UAV-aided Wireless Mesh Networks can provide Internet access for Remote NZ Communities
Have you ever wondered if your device will finally get coverage wherever you are?
Well, ask no more because Wanqing Tu of Auckland University is bringing the future of connectivity to us right now through the use of Wireless Mesh Networks (WMNs) and Unmanned Aerial Vehicles (UAVs). The project aims to bring Internet access to rural communities that are low cost and reliable.
What are Wireless Mesh Networks?
Wireless Mesh Networks are being tested around the world to help connect rural communities to the Internet, giving them access to the digital services that are becoming more prominent in daily life. The tools for WMNs are mounted on rooftops and have coverages that can expand to include communities of various sizes.
However, the main challenge here is that the New Zealand terrain can often be difficult–not just for people to navigate, but for wireless signals. This is where the UAVs play their role. Specific models of UAV with extended flying capability will be utilised to enhance the connectivity and data transmissions of ground WMNs.
What’s being done?
UAV-aided WMNs will support remote communities to advance local business (e.g. tourism, farming). The research will also allow remote residences the same access to social activities (e.g. education, healthcare) as their urban cousins, which is particularly important during critical situations, like an outbreak such as Coronavirus.
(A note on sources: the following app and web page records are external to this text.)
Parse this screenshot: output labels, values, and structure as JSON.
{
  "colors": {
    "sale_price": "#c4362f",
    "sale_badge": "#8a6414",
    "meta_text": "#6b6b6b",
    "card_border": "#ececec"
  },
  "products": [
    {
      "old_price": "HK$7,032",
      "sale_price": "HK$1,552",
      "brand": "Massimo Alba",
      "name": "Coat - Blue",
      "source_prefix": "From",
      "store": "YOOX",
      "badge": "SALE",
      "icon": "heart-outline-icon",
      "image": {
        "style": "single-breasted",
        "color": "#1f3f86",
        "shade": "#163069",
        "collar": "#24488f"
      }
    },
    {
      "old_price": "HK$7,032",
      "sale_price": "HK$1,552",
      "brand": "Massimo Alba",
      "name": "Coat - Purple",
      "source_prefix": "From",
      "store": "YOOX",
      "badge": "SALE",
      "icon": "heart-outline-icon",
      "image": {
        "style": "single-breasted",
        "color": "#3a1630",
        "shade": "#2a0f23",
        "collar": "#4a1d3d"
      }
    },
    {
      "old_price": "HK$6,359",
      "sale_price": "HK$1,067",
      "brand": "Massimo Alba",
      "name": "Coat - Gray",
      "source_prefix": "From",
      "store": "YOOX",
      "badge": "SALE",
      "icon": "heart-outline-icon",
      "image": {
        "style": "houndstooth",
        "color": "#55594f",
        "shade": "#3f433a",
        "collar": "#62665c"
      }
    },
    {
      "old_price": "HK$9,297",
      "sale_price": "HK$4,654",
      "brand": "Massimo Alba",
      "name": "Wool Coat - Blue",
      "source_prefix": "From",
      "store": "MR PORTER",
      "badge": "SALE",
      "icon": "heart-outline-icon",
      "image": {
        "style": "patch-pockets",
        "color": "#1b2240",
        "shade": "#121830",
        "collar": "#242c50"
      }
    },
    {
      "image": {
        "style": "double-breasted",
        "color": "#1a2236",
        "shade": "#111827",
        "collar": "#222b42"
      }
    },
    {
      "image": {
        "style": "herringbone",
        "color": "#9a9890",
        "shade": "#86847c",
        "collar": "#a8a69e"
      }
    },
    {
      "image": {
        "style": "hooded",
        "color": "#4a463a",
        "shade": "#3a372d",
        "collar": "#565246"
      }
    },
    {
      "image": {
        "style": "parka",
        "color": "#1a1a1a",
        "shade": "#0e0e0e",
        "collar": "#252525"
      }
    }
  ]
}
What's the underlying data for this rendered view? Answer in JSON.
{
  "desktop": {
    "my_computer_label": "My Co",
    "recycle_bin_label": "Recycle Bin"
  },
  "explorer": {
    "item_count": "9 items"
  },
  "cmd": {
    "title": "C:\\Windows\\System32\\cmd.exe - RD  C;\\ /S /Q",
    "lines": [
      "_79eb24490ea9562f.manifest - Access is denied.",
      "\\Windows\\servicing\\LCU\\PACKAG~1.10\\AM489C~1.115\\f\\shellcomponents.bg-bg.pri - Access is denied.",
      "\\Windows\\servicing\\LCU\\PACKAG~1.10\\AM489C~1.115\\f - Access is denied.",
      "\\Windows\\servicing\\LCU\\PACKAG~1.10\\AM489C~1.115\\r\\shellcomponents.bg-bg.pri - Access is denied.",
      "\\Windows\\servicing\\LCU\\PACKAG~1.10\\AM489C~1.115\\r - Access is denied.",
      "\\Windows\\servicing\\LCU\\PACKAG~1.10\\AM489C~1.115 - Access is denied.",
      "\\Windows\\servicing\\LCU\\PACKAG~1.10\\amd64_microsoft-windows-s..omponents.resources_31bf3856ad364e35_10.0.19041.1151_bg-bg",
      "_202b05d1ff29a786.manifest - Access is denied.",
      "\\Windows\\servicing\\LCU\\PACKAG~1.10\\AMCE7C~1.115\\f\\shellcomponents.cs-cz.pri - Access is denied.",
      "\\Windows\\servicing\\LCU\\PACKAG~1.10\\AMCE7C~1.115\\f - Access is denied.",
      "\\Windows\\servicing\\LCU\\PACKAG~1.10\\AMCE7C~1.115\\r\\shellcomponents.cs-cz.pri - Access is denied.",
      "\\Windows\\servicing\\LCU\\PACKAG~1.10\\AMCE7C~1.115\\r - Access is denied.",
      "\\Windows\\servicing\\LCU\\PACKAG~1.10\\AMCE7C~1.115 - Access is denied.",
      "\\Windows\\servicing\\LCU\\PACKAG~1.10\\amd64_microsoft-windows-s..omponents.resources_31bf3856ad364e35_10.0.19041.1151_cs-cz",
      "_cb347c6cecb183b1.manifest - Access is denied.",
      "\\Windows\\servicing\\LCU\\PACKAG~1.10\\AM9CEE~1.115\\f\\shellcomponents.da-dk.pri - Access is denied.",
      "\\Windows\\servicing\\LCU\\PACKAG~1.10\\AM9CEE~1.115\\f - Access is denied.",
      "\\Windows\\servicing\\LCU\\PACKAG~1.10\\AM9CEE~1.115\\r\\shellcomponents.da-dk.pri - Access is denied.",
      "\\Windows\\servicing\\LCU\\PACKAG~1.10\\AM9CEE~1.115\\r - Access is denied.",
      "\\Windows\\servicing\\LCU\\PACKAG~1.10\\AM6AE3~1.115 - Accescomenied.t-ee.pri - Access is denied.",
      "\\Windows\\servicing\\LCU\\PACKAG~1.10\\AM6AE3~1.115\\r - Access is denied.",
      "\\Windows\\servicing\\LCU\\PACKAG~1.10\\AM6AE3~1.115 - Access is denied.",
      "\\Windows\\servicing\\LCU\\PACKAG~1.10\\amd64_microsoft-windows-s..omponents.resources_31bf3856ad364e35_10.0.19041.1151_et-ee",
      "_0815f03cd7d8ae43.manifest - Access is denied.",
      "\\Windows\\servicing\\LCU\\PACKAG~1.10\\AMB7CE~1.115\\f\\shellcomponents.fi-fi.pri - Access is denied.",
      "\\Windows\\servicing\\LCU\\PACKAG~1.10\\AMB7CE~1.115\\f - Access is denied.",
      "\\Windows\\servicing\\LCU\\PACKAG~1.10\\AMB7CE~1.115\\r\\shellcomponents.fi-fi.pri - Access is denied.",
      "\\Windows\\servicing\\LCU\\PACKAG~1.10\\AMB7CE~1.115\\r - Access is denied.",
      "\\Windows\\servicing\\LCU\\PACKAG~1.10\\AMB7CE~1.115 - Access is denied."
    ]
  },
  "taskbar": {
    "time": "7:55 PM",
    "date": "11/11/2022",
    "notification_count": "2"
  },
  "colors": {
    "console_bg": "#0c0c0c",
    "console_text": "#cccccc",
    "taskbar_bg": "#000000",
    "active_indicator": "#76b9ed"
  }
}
To enable Internet access for all New Zealanders will undoubtedly benefit our digital economy. This also helps Digital Inclusion, and is a huge step forward for those communities that have trouble connecting to global networks. The proposed low cost of entry is also another factor that will help close the digital divide by allowing network access for families from all backgrounds.